Many of those attending the reunion appear in the accompanying photograph.
- Margaret Stahle appeared in the US federal census of 15 April 1910 in Niagara Falls, Niagara County, New York, at 729 Willow Avenue. Other members of the household included Leila Christina Weber, Viola Margaret Weber and Mollie Elizabeth Weber.
- Margaret Stahle died on 15 August 1912 in Niagara Falls, New York, at 729 Willow Avenue at her residence.
- She was interred at Oakwood Cemetery, Niagara Falls, Niagara County, New York.
- The following appeared on 15 August 1912 in the Niagara Falls Gazette: [Died] In this city, Thursday, August 15, 1912, Mrs. Margaret Weber, aged 57 years, 5 months, 11 days, at the family residence, 729 Willow avenue. She is survived by four daughters, Emma of Brooklyn, N. Y; Leila, Viola and Mollie, all of this city; two sons, Frederick of Buffalo, N. Y., and Charles of this city. Funeral will be held from the residence Sunday afternoon at 2 o'clock and from the German Zion Lutheran Church at 2:30 o'clock, the Rev. Mr. Brezing officiating. Burial Oakwood Cemetery.

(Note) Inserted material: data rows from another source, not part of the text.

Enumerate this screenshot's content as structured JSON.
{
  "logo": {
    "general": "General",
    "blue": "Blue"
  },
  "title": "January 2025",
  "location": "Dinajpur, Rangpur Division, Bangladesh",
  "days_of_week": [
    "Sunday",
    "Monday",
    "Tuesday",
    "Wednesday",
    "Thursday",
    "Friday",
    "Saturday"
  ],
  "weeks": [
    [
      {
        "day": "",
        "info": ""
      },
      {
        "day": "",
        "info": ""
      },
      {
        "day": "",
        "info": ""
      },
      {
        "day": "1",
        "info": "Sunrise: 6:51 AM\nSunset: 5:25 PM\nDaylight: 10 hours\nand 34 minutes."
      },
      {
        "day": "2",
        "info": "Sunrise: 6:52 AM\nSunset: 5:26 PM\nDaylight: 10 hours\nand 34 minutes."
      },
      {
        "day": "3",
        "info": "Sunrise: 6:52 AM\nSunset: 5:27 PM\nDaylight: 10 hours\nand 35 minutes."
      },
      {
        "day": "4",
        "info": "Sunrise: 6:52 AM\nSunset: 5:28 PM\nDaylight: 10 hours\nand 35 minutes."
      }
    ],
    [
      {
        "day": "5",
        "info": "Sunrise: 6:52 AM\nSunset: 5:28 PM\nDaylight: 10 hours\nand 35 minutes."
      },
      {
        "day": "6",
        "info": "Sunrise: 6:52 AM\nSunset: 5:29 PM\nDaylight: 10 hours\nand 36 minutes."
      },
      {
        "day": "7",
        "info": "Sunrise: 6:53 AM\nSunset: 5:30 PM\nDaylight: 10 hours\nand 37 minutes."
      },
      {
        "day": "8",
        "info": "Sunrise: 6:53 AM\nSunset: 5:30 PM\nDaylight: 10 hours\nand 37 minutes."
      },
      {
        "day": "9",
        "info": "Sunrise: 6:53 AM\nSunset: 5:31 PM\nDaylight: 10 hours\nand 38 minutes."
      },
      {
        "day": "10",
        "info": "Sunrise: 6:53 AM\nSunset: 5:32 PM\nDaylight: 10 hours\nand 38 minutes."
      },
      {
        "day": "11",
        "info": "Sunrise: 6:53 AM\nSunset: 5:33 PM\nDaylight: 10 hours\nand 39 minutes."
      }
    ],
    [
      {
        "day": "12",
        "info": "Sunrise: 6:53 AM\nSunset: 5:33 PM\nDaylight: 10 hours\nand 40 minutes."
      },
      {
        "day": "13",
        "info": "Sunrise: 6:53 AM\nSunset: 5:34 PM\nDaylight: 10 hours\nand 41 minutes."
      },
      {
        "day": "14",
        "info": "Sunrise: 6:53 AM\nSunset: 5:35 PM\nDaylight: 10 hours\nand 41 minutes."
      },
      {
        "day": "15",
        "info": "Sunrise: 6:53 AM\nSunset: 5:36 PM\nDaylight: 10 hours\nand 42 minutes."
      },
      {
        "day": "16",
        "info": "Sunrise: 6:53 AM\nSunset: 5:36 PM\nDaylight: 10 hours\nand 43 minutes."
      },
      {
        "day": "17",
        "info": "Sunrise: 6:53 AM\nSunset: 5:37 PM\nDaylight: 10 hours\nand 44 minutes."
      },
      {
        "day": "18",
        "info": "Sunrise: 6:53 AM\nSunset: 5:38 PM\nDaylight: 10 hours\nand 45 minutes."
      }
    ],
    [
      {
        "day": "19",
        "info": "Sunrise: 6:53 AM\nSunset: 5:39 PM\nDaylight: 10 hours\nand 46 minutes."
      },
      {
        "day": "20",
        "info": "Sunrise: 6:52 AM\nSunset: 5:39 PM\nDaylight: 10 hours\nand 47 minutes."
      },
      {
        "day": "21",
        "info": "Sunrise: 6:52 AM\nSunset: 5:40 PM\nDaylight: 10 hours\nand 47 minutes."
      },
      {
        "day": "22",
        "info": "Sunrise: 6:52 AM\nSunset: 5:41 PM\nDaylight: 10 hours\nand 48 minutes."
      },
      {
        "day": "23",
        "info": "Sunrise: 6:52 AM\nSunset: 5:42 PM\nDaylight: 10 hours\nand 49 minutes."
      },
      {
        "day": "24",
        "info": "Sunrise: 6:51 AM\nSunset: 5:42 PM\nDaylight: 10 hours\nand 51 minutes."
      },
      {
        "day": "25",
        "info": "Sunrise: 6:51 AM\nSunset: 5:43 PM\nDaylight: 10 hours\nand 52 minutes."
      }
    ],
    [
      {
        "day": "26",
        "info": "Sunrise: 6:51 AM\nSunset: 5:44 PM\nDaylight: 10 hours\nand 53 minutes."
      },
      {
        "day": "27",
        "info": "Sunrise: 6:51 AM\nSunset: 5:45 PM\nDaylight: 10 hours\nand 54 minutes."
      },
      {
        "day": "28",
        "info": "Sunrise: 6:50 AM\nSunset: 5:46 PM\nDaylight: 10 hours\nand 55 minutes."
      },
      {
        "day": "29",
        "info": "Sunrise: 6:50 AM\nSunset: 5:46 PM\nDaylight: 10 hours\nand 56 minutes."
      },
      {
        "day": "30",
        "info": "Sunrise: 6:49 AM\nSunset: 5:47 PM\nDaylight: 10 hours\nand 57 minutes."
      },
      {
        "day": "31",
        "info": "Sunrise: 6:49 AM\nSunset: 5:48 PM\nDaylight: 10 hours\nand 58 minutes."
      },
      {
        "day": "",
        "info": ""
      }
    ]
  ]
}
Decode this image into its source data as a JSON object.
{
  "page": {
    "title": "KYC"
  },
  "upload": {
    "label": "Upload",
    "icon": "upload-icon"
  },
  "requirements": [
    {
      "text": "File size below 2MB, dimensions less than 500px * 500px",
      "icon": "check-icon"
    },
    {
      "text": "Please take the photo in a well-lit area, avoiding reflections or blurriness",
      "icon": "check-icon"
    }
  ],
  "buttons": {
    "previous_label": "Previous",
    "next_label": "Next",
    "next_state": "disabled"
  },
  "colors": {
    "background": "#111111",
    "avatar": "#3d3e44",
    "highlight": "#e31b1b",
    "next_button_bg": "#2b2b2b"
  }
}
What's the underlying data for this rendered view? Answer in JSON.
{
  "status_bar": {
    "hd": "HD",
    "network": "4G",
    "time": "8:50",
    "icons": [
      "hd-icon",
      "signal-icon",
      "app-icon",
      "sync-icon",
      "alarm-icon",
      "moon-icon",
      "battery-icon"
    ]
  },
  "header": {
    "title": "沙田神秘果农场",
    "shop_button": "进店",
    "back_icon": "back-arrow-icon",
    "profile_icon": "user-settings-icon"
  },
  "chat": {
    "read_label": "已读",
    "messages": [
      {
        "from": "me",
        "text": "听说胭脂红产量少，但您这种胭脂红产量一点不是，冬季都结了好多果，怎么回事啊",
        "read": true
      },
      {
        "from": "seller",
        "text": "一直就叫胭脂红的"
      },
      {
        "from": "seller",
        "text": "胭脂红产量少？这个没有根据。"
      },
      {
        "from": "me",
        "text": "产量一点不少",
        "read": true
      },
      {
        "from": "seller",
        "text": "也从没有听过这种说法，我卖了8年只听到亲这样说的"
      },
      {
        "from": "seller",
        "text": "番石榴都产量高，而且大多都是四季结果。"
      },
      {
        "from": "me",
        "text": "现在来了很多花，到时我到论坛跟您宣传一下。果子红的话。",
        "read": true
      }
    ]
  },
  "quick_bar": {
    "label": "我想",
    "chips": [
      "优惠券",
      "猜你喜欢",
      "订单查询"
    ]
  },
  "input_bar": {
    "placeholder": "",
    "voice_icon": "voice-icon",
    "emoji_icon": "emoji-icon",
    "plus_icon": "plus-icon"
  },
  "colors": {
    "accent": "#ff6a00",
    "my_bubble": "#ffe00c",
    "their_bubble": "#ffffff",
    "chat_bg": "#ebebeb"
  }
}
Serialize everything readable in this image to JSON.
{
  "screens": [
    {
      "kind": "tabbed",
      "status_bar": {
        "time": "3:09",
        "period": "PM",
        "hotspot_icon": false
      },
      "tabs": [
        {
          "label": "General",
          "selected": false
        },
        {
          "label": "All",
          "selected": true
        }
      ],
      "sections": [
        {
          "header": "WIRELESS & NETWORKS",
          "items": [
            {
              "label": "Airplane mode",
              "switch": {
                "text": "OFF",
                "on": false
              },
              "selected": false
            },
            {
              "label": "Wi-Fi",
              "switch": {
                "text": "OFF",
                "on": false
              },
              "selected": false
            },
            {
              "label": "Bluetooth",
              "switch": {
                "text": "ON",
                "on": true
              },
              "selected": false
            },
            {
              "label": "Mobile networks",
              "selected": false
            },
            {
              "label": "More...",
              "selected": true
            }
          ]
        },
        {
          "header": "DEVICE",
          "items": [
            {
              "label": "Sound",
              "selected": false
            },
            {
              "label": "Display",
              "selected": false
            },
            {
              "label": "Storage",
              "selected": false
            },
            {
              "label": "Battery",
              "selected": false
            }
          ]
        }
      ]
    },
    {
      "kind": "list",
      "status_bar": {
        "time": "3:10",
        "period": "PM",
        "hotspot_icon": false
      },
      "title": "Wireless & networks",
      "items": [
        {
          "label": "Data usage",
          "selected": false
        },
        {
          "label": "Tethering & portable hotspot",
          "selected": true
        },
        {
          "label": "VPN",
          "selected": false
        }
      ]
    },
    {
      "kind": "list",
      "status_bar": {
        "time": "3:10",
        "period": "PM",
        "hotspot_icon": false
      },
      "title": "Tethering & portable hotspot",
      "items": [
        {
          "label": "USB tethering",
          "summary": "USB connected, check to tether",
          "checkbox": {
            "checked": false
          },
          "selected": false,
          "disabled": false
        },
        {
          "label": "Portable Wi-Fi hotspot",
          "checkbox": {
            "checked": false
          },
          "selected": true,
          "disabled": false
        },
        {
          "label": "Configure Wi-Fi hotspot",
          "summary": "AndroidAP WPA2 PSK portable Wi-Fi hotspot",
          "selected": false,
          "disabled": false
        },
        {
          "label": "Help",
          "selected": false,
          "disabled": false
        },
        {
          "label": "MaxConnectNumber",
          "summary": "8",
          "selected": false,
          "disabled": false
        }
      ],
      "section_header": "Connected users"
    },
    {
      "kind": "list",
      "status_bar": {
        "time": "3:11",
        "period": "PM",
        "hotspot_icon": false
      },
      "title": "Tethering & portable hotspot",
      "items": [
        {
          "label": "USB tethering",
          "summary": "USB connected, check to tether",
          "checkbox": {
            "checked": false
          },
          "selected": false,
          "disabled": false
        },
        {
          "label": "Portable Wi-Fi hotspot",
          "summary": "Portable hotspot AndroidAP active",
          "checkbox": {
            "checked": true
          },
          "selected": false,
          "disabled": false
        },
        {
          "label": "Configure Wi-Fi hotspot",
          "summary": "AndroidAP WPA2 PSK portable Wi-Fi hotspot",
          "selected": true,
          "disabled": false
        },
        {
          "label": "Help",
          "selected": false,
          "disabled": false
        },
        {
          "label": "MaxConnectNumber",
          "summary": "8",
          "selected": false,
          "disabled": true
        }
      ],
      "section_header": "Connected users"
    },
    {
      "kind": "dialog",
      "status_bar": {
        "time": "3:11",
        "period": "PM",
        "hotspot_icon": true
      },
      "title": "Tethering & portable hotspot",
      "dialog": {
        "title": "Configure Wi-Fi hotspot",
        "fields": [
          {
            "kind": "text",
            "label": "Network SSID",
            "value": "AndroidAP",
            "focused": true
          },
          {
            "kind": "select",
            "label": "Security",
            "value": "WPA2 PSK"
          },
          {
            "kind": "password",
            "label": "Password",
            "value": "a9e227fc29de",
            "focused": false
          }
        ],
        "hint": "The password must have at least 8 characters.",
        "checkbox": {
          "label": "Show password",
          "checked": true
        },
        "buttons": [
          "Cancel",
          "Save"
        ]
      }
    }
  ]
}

- Last Edited: 11 Feb 2014
Family: William Weber b. March 1849, d. circa 6 July 1900
- Leila Christina Weber b. 2 January 1873, d. 2 December 1963
- Emma Weber+ b. 31 August 1874, d. 25 June 1966
- Helena Weber b. 28 July 1876, d. 1894
- William Weber b. 27 November 1878, d. 23 December 1895
- Frederick S. Weber+ b. 10 January 1881, d. 19 March 1929
- Charles August Weber+ b. January 1885, d. 28 September 1953
- Viola Margaret Weber+ b. 22 September 1887, d. April 1990
- Mollie Elizabeth Weber+ b. 10 December 1890, d. September 1974
- Herman R. Weber b. circa 1893, d. 2 March 1894